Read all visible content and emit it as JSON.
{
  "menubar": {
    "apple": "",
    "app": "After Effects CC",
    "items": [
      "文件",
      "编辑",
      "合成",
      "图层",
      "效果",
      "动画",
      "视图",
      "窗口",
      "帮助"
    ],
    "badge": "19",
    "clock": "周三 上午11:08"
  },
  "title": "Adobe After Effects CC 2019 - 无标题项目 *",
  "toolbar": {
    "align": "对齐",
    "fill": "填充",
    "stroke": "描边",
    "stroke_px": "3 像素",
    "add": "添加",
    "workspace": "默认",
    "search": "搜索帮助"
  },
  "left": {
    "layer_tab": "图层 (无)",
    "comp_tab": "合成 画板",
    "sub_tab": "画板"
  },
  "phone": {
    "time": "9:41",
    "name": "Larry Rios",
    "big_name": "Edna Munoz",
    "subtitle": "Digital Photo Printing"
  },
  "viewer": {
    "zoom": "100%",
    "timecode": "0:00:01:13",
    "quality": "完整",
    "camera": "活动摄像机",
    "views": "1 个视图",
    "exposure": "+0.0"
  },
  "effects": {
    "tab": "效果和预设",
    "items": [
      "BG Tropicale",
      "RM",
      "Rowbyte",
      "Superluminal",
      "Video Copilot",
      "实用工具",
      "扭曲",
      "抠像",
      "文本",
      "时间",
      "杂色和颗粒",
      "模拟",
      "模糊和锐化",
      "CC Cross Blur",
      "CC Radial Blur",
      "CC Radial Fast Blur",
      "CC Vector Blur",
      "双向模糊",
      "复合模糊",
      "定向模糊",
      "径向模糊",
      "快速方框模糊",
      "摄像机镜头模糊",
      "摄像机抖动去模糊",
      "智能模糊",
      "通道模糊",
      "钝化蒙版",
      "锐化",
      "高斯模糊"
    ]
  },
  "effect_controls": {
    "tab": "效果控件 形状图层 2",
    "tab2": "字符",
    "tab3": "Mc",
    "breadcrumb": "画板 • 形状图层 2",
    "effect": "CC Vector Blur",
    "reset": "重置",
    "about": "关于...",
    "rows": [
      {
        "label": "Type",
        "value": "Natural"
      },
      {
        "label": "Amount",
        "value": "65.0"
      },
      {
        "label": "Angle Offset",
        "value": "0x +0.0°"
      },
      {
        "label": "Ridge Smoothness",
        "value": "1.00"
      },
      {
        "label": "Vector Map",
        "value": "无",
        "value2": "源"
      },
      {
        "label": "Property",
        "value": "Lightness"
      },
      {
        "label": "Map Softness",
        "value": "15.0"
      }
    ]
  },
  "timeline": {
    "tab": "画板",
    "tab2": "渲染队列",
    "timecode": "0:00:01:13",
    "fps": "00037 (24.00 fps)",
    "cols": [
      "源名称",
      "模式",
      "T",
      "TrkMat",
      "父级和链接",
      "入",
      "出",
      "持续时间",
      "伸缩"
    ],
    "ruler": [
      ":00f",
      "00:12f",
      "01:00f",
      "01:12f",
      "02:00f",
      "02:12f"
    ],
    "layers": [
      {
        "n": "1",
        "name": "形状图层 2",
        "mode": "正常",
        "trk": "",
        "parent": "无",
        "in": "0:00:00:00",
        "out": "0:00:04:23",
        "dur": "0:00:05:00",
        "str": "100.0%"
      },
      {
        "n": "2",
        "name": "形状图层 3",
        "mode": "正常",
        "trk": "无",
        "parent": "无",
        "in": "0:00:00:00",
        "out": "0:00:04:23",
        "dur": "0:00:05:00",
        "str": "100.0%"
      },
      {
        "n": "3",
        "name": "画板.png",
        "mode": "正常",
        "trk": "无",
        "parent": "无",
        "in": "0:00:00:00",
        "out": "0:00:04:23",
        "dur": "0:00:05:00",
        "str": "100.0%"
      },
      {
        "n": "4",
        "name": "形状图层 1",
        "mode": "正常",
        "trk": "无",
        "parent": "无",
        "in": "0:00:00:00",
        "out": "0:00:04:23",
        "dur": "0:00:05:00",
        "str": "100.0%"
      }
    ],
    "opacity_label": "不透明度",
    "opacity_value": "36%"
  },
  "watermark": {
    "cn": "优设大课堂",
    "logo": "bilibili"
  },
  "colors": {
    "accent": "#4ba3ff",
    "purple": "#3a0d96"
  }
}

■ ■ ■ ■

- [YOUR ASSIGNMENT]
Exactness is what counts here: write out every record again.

- [TASK ANSWER]
Read all visible content and emit it as JSON.
{
  "menubar": {
    "apple": "",
    "app": "After Effects CC",
    "items": [
      "文件",
      "编辑",
      "合成",
      "图层",
      "效果",
      "动画",
      "视图",
      "窗口",
      "帮助"
    ],
    "badge": "19",
    "clock": "周三 上午11:08"
  },
  "title": "Adobe After Effects CC 2019 - 无标题项目 *",
  "toolbar": {
    "align": "对齐",
    "fill": "填充",
    "stroke": "描边",
    "stroke_px": "3 像素",
    "add": "添加",
    "workspace": "默认",
    "search": "搜索帮助"
  },
  "left": {
    "layer_tab": "图层 (无)",
    "comp_tab": "合成 画板",
    "sub_tab": "画板"
  },
  "phone": {
    "time": "9:41",
    "name": "Larry Rios",
    "big_name": "Edna Munoz",
    "subtitle": "Digital Photo Printing"
  },
  "viewer": {
    "zoom": "100%",
    "timecode": "0:00:01:13",
    "quality": "完整",
    "camera": "活动摄像机",
    "views": "1 个视图",
    "exposure": "+0.0"
  },
  "effects": {
    "tab": "效果和预设",
    "items": [
      "BG Tropicale",
      "RM",
      "Rowbyte",
      "Superluminal",
      "Video Copilot",
      "实用工具",
      "扭曲",
      "抠像",
      "文本",
      "时间",
      "杂色和颗粒",
      "模拟",
      "模糊和锐化",
      "CC Cross Blur",
      "CC Radial Blur",
      "CC Radial Fast Blur",
      "CC Vector Blur",
      "双向模糊",
      "复合模糊",
      "定向模糊",
      "径向模糊",
      "快速方框模糊",
      "摄像机镜头模糊",
      "摄像机抖动去模糊",
      "智能模糊",
      "通道模糊",
      "钝化蒙版",
      "锐化",
      "高斯模糊"
    ]
  },
  "effect_controls": {
    "tab": "效果控件 形状图层 2",
    "tab2": "字符",
    "tab3": "Mc",
    "breadcrumb": "画板 • 形状图层 2",
    "effect": "CC Vector Blur",
    "reset": "重置",
    "about": "关于...",
    "rows": [
      {
        "label": "Type",
        "value": "Natural"
      },
      {
        "label": "Amount",
        "value": "65.0"
      },
      {
        "label": "Angle Offset",
        "value": "0x +0.0°"
      },
      {
        "label": "Ridge Smoothness",
        "value": "1.00"
      },
      {
        "label": "Vector Map",
        "value": "无",
        "value2": "源"
      },
      {
        "label": "Property",
        "value": "Lightness"
      },
      {
        "label": "Map Softness",
        "value": "15.0"
      }
    ]
  },
  "timeline": {
    "tab": "画板",
    "tab2": "渲染队列",
    "timecode": "0:00:01:13",
    "fps": "00037 (24.00 fps)",
    "cols": [
      "源名称",
      "模式",
      "T",
      "TrkMat",
      "父级和链接",
      "入",
      "出",
      "持续时间",
      "伸缩"
    ],
    "ruler": [
      ":00f",
      "00:12f",
      "01:00f",
      "01:12f",
      "02:00f",
      "02:12f"
    ],
    "layers": [
      {
        "n": "1",
        "name": "形状图层 2",
        "mode": "正常",
        "trk": "",
        "parent": "无",
        "in": "0:00:00:00",
        "out": "0:00:04:23",
        "dur": "0:00:05:00",
        "str": "100.0%"
      },
      {
        "n": "2",
        "name": "形状图层 3",
        "mode": "正常",
        "trk": "无",
        "parent": "无",
        "in": "0:00:00:00",
        "out": "0:00:04:23",
        "dur": "0:00:05:00",
        "str": "100.0%"
      },
      {
        "n": "3",
        "name": "画板.png",
        "mode": "正常",
        "trk": "无",
        "parent": "无",
        "in": "0:00:00:00",
        "out": "0:00:04:23",
        "dur": "0:00:05:00",
        "str": "100.0%"
      },
      {
        "n": "4",
        "name": "形状图层 1",
        "mode": "正常",
        "trk": "无",
        "parent": "无",
        "in": "0:00:00:00",
        "out": "0:00:04:23",
        "dur": "0:00:05:00",
        "str": "100.0%"
      }
    ],
    "opacity_label": "不透明度",
    "opacity_value": "36%"
  },
  "watermark": {
    "cn": "优设大课堂",
    "logo": "bilibili"
  },
  "colors": {
    "accent": "#4ba3ff",
    "purple": "#3a0d96"
  }
}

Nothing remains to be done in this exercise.